Here's a test of nine cars (see above), only two of which make less than 500 horsepower. Three of these nine cars recorded 0-60 times of less than three seconds, and all the rest but one (the Subaru BRZ), did it in 4.2 or less. Those are impressive stats, to be sure, but huge horsepower figures and stupid-quick acceleration, while certainly amazing in its own way, doesn't necessarily mean the car is a blast to drive – as Motor Trend says, if it were, they'd be testing a bunch of Top Fuel d
The folks at Consumer Reports are a lot like the Ben Steins of the automotive world. At first glance, they are the dry-as-saltines, facts-only crew that can't be bothered by anything but the empirical data with which they distill to arrive at their coveted "Recommended" accolades. It isn't always this way with CR, though, as we found out when they hopped behind the wheel of the Toyobaru coupes of our collective dreams, the Scion FR-S and Subaru BRZ.
Everybody loves a good dystopian story, right? From classics like Aldous Huxley's Brave New World and Ray Bradbury's Fahrenheit 451 to modern works like The Hunger Games, people are fascinated by the imaginative tales of a future society beset by the decidedly unfortunate consequences of human activity. Someone in Toyota's UK marketing team has been paying attention to the trend.
On paper, the Scion FR-S is a great little performance car with its light curb weight, peppy engine and rear-wheel-drive layout, but as Road & Track recently found out about the car, none of that matters on the track if you have the wrong tires. The magazine's staffers found the Scion and Subaru cars were out-handled by competitors like the Mazda Miata and Hyundai Genesis Coupe, so they tried a simple tire swap on the FR-S to see if replacing the stock rubber with something with a bit more g
If you've been fighting the urge to sink your bank account into a Subaru BRZ, go ahead and skip this post. As it turns out, our neighbors to the north are being bombarded with a new ad for the sexy Japanese sports car. The spot has all the makings of a winner. With an ear-catching siren, impressive visuals and plenty of slow-motion sideways action. Autoblog Canada was able to visit the set during filming.

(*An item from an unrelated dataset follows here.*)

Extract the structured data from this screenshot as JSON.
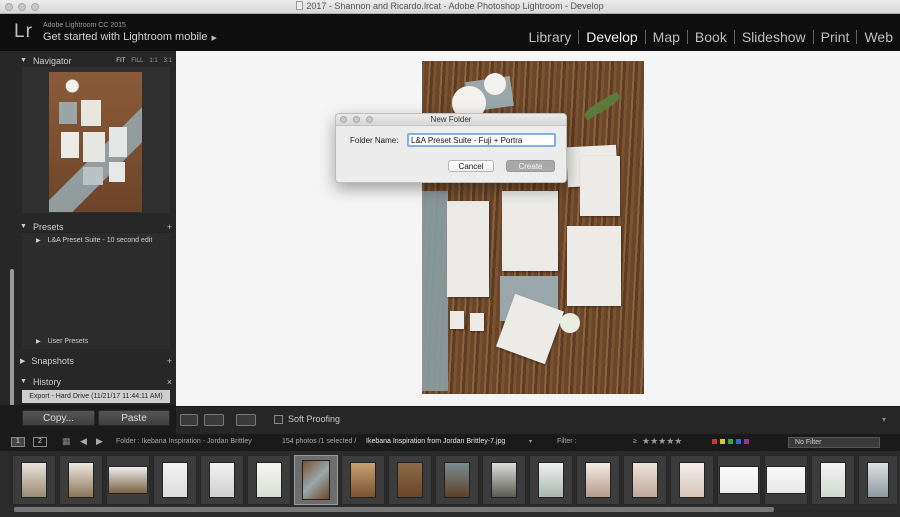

There's no shame in not knowing what a limited slip differential is. After all, every budding car guy has a first time trying to parse Brian Beckman's The Physics of Racing. (And many of us still don't understand the entirety of it after multiple perusals.)
A Japanese motoring show, complete with titles in comic fonts, put three racing pilots behind the wheels of the Mazda MX-5 Miata, Subaru BRZ and Scion FR-S (Toyota 86, in this case) for three laps of the 2.1-mile East Road Course at Twin Ring Motegi. Of course the segment producers know that putting the 167-horsepower roadster against the 200-hp coupes isn't exactly fair, so they gave the Mazda a small head start of about three grid positions.
The Subaru BRZ might be most appreciated for reintroducing the adjectives "small," "light" and "fun" to those who prefer not to have a convertible top with their Japanese sports car. Yet, as has been covered before, it's a neat example of packaging, with Subaru engineers having put big ideas into the BRZ's small spaces. The Japanese automaker has knocked together 22 minutes of behind-the-scenes chats with the engineers who made the BRZ to show you how they did it, and how they managed to pack al
Our colleagues at Consumer Reports, when not professing their love for all things Toyota, have recently taken a real shine to Subarus. First they crowned the 2012 Impreza the top small sedan, while elevating the Subaru brand to the top of the 2012 CR ratings. Now comes this surprisingly entertaining "first look" video featuring the 2013 BRZ.